::: DATA TO USE :::
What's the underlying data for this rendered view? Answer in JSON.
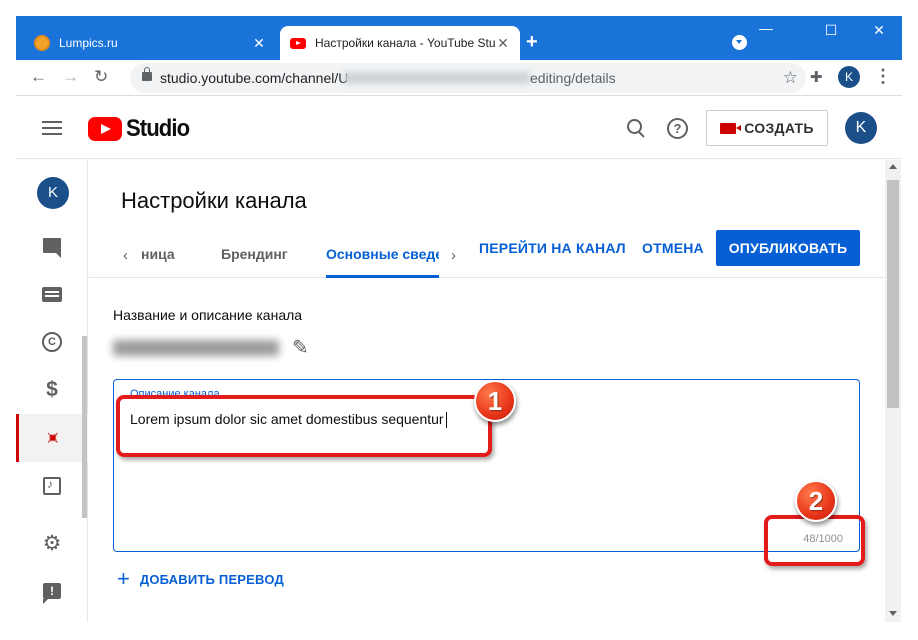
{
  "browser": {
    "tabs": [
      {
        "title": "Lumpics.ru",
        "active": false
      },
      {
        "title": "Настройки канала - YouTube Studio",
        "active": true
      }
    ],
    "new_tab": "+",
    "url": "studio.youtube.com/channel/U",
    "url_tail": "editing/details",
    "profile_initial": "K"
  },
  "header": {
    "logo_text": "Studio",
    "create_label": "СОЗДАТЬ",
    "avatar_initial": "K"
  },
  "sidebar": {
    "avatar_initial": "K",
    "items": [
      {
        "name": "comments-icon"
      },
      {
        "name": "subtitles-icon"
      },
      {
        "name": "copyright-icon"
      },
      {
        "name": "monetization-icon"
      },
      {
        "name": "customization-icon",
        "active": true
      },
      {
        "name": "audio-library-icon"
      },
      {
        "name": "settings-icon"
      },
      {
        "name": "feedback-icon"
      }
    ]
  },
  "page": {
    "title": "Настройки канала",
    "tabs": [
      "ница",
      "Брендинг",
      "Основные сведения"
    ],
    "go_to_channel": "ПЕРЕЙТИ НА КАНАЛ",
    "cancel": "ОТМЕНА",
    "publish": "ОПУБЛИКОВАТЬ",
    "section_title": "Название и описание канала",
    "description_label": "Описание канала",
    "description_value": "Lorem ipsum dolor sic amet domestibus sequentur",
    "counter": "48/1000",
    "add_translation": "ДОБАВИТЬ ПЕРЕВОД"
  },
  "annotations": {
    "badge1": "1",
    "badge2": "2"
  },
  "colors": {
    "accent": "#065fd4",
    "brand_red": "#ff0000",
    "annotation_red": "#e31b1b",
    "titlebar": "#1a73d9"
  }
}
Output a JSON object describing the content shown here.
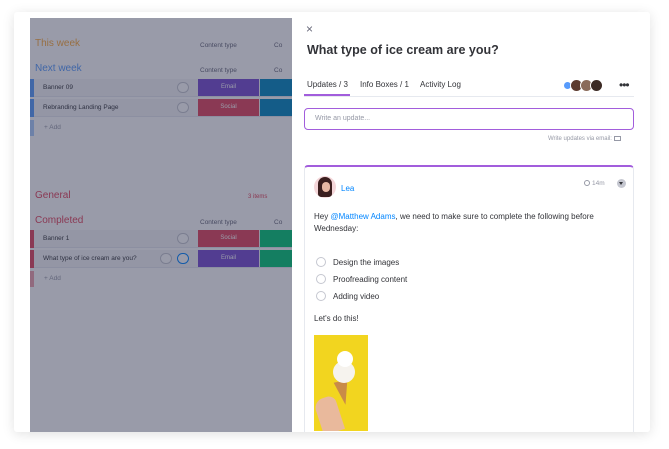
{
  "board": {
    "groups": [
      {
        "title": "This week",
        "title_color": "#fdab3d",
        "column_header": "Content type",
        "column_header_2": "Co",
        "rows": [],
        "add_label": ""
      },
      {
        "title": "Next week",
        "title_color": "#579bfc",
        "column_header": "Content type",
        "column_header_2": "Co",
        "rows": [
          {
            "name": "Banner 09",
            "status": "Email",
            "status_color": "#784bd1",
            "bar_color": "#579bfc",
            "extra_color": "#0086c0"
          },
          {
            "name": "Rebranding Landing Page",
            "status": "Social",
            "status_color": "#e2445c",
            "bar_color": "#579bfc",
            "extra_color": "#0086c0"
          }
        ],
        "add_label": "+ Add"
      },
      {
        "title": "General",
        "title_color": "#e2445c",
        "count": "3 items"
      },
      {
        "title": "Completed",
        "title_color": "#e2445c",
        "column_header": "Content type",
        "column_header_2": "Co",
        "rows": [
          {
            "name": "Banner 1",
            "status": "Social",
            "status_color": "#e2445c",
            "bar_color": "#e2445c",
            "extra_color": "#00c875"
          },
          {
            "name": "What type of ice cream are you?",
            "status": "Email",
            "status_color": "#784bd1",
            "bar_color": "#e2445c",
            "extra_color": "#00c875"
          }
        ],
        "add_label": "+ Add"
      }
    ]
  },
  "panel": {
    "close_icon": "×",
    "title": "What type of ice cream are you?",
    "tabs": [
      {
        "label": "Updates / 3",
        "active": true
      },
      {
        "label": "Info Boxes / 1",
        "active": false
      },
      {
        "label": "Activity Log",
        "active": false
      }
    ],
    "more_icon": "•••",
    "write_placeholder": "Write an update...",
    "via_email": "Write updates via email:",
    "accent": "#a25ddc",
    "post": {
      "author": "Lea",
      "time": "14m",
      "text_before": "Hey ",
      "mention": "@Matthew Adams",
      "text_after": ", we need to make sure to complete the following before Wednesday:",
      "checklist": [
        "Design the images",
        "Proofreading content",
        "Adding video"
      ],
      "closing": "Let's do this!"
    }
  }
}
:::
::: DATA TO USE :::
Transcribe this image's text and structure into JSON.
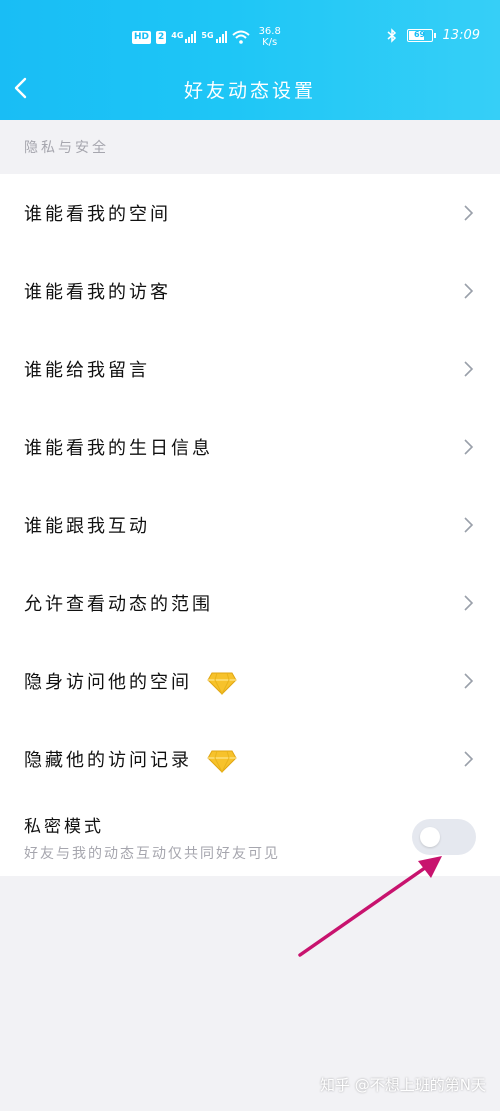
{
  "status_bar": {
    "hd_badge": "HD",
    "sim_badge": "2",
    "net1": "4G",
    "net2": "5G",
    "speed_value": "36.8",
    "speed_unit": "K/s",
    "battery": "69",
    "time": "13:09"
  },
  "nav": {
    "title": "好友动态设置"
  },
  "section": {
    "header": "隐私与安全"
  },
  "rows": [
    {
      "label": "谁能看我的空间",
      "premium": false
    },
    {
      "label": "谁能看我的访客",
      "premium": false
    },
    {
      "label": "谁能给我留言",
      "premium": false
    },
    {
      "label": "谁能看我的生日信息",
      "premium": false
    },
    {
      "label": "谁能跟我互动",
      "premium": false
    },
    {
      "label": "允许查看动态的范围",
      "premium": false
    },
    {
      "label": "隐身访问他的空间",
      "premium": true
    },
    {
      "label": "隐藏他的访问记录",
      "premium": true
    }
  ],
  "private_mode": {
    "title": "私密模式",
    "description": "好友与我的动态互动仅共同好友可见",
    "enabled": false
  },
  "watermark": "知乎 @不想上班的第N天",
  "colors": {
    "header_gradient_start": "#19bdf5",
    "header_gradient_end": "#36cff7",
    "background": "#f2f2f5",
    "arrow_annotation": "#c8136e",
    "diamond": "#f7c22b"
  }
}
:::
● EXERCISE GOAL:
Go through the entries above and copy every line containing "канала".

● SOLUTION TO THE PROBLEM:
        "title": "Настройки канала - YouTube Studio",
    "title": "Настройки канала",
    "section_title": "Название и описание канала",
    "description_label": "Описание канала",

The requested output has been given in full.